developmental biology

A mother armadillo, lying on her side, nurses four baby armadillos.
developmental biology

Nature Versus Nurture? Add ‘Noise’ to the Debate.

March 23, 2020

We give our genes and our environment all the credit for making us who we are. But random noise during development might be just as important.

Micrograph of a section of brain organoid tissue.
neuroscience

An Ethical Future for Brain Organoids Takes Shape

January 23, 2020

Collaborations in progress between ethicists and biologists seek to head off challenges raised by lab-grown “organoids” as they become increasingly similar to human brain tissue.

An illustration of a machine with two mechanical arms sorts cells by size into processing lines marked “Asymmetric Division” and “Symmetric Division.”
developmental biology

For Embryo’s Cells, Size Can Determine Fate

August 12, 2019

Modeling suggests that many embryonic cells commit to a developmental fate when they become too small to divide unevenly anymore.

Art for "Mitochondria Direct the Fate of Stem Cells by Shape-Shifting"
developmental biology

Biologists Discover Unknown Powers in Mighty Mitochondria

March 18, 2019

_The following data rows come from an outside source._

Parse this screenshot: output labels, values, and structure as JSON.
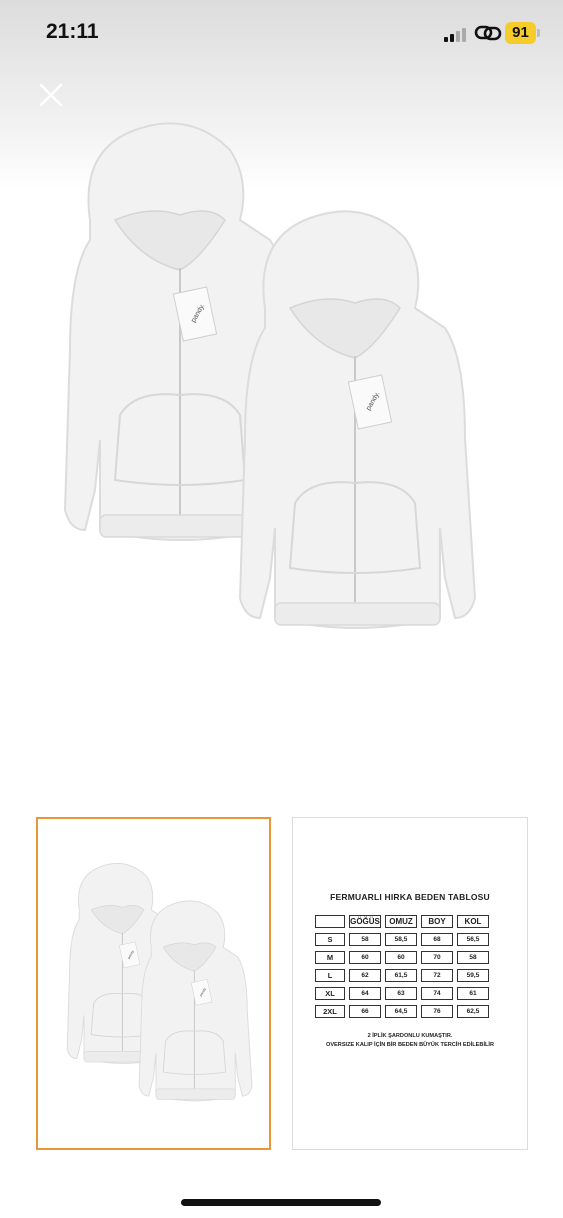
{
  "status_bar": {
    "time": "21:11",
    "battery_level": "91",
    "signal_icon": "cellular-signal-icon",
    "link_icon": "link-icon"
  },
  "hero": {
    "close_icon": "close-icon",
    "image": "two-white-zip-hoodies",
    "tag_text": "pandy."
  },
  "colors": {
    "selected_border": "#e8963a",
    "battery": "#f5cc2a",
    "hoodie": "#f2f2f2"
  },
  "size_chart": {
    "title": "FERMUARLI HIRKA BEDEN TABLOSU",
    "columns": [
      "",
      "GÖĞÜS",
      "OMUZ",
      "BOY",
      "KOL"
    ],
    "rows": [
      [
        "S",
        "58",
        "58,5",
        "68",
        "56,5"
      ],
      [
        "M",
        "60",
        "60",
        "70",
        "58"
      ],
      [
        "L",
        "62",
        "61,5",
        "72",
        "59,5"
      ],
      [
        "XL",
        "64",
        "63",
        "74",
        "61"
      ],
      [
        "2XL",
        "66",
        "64,5",
        "76",
        "62,5"
      ]
    ],
    "note_1": "2 İPLİK ŞARDONLU KUMAŞTIR.",
    "note_2": "OVERSIZE KALIP İÇİN BİR BEDEN BÜYÜK TERCİH EDİLEBİLİR"
  }
}
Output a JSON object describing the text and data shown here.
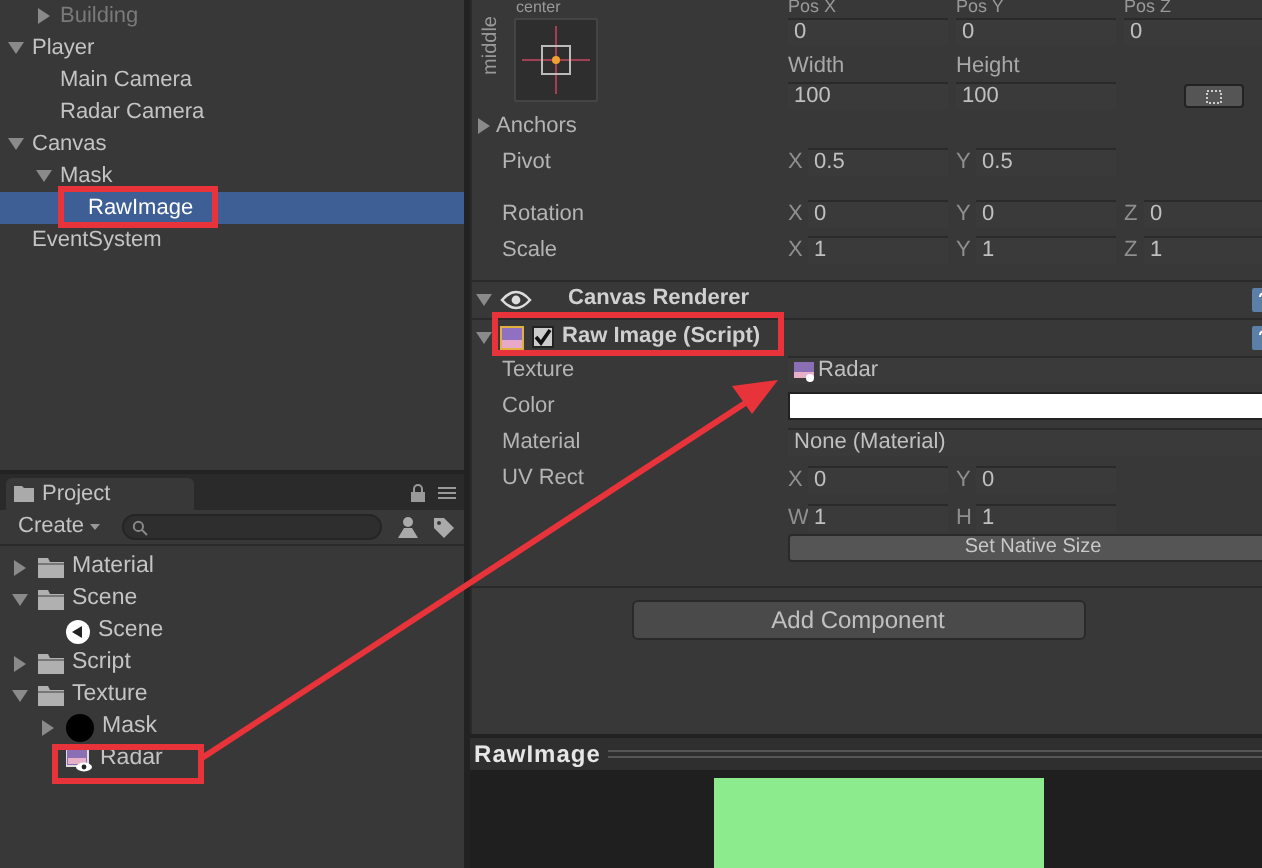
{
  "hierarchy": {
    "items": [
      {
        "label": "Building",
        "kind": "continued",
        "active": false,
        "expanded": false,
        "selected": false
      },
      {
        "label": "Player",
        "kind": "node",
        "active": true,
        "expanded": true,
        "selected": false,
        "children": [
          {
            "label": "Main Camera",
            "kind": "node",
            "active": true,
            "selected": false
          },
          {
            "label": "Radar Camera",
            "kind": "node",
            "active": true,
            "selected": false
          }
        ]
      },
      {
        "label": "Canvas",
        "kind": "node",
        "active": true,
        "expanded": true,
        "selected": false,
        "children": [
          {
            "label": "Mask",
            "kind": "node",
            "active": true,
            "expanded": true,
            "selected": false,
            "children": [
              {
                "label": "RawImage",
                "kind": "node",
                "active": true,
                "selected": true
              }
            ]
          }
        ]
      },
      {
        "label": "EventSystem",
        "kind": "node",
        "active": true,
        "selected": false
      }
    ]
  },
  "project": {
    "tab": "Project",
    "create_button": "Create",
    "items": [
      {
        "label": "Material",
        "kind": "folder",
        "expanded": false
      },
      {
        "label": "Scene",
        "kind": "folder",
        "expanded": true,
        "children": [
          {
            "label": "Scene",
            "kind": "scene"
          }
        ]
      },
      {
        "label": "Script",
        "kind": "folder",
        "expanded": false
      },
      {
        "label": "Texture",
        "kind": "folder",
        "expanded": true,
        "children": [
          {
            "label": "Mask",
            "kind": "sprite",
            "expanded": false
          },
          {
            "label": "Radar",
            "kind": "texture"
          }
        ]
      }
    ]
  },
  "inspector": {
    "rect": {
      "anchor_horizontal": "center",
      "anchor_vertical": "middle",
      "position": [
        {
          "label": "Pos X",
          "value": "0"
        },
        {
          "label": "Pos Y",
          "value": "0"
        },
        {
          "label": "Pos Z",
          "value": "0"
        }
      ],
      "size": [
        {
          "label": "Width",
          "value": "100"
        },
        {
          "label": "Height",
          "value": "100"
        }
      ]
    },
    "properties": [
      {
        "label": "Anchors",
        "kind": "foldout",
        "expanded": false
      },
      {
        "label": "Pivot",
        "kind": "vector",
        "fields": [
          {
            "axis": "X",
            "value": "0.5"
          },
          {
            "axis": "Y",
            "value": "0.5"
          }
        ]
      },
      {
        "label": "Rotation",
        "kind": "vector",
        "fields": [
          {
            "axis": "X",
            "value": "0"
          },
          {
            "axis": "Y",
            "value": "0"
          },
          {
            "axis": "Z",
            "value": "0"
          }
        ]
      },
      {
        "label": "Scale",
        "kind": "vector",
        "fields": [
          {
            "axis": "X",
            "value": "1"
          },
          {
            "axis": "Y",
            "value": "1"
          },
          {
            "axis": "Z",
            "value": "1"
          }
        ]
      }
    ],
    "components": [
      {
        "title": "Canvas Renderer",
        "kind": "renderer",
        "expanded": true
      },
      {
        "title": "Raw Image (Script)",
        "kind": "script",
        "expanded": true,
        "enabled": true
      }
    ],
    "raw_image_fields": [
      {
        "label": "Texture",
        "kind": "object",
        "value": "Radar"
      },
      {
        "label": "Color",
        "kind": "color",
        "color": "#ffffff"
      },
      {
        "label": "Material",
        "kind": "object",
        "value": "None (Material)"
      },
      {
        "label": "UV Rect",
        "kind": "rect",
        "fields": [
          {
            "axis": "X",
            "value": "0"
          },
          {
            "axis": "Y",
            "value": "0"
          },
          {
            "axis": "W",
            "value": "1"
          },
          {
            "axis": "H",
            "value": "1"
          }
        ]
      }
    ],
    "native_size_button": "Set Native Size",
    "add_component_button": "Add Component"
  },
  "preview": {
    "title": "RawImage"
  }
}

Mitochondria are most famous as sources of metabolic energy. But by splitting and combining, they can also release chemical signals to regulate cell activities, including the generation of neurons.

Art for "The Math That Tells Cells What They Are"
mathematical biology

The Math That Tells Cells What They Are

March 13, 2019

During development, cells seem to decode their fate through optimal information processing, which could hint at a more general principle of life.

Q&A

Doudna’s Confidence in CRISPR’s Research Potential Burns Bright

February 27, 2019

Jennifer Doudna, one of CRISPR’s primary innovators, stays optimistic about how the gene-editing tool will continue to empower basic biological understanding.

Abstractions blog

Jellyfish Genome Hints That Complexity Isn’t Genetically Complex

January 8, 2019

Jellyfish didn’t need novel genes to take an evolutionary leap in complexity.

Abstractions blog

Ancient Turing Pattern Builds Feathers, Hair — and Now, Shark Skin

January 2, 2019

A primordial developmental toolkit shared by all vertebrates, and described by a theory of the mathematician Alan Turing, sets the growth pattern for all types of skin structures.

Art for "Stem Cells Remember Tissues’ Past Injuries"
developmental biology

Stem Cells Remember Tissues’ Past Injuries

November 12, 2018

Stem cells seem to retain memories of old injuries to improve future healing. When that system goes wrong, chronic inflammation can result.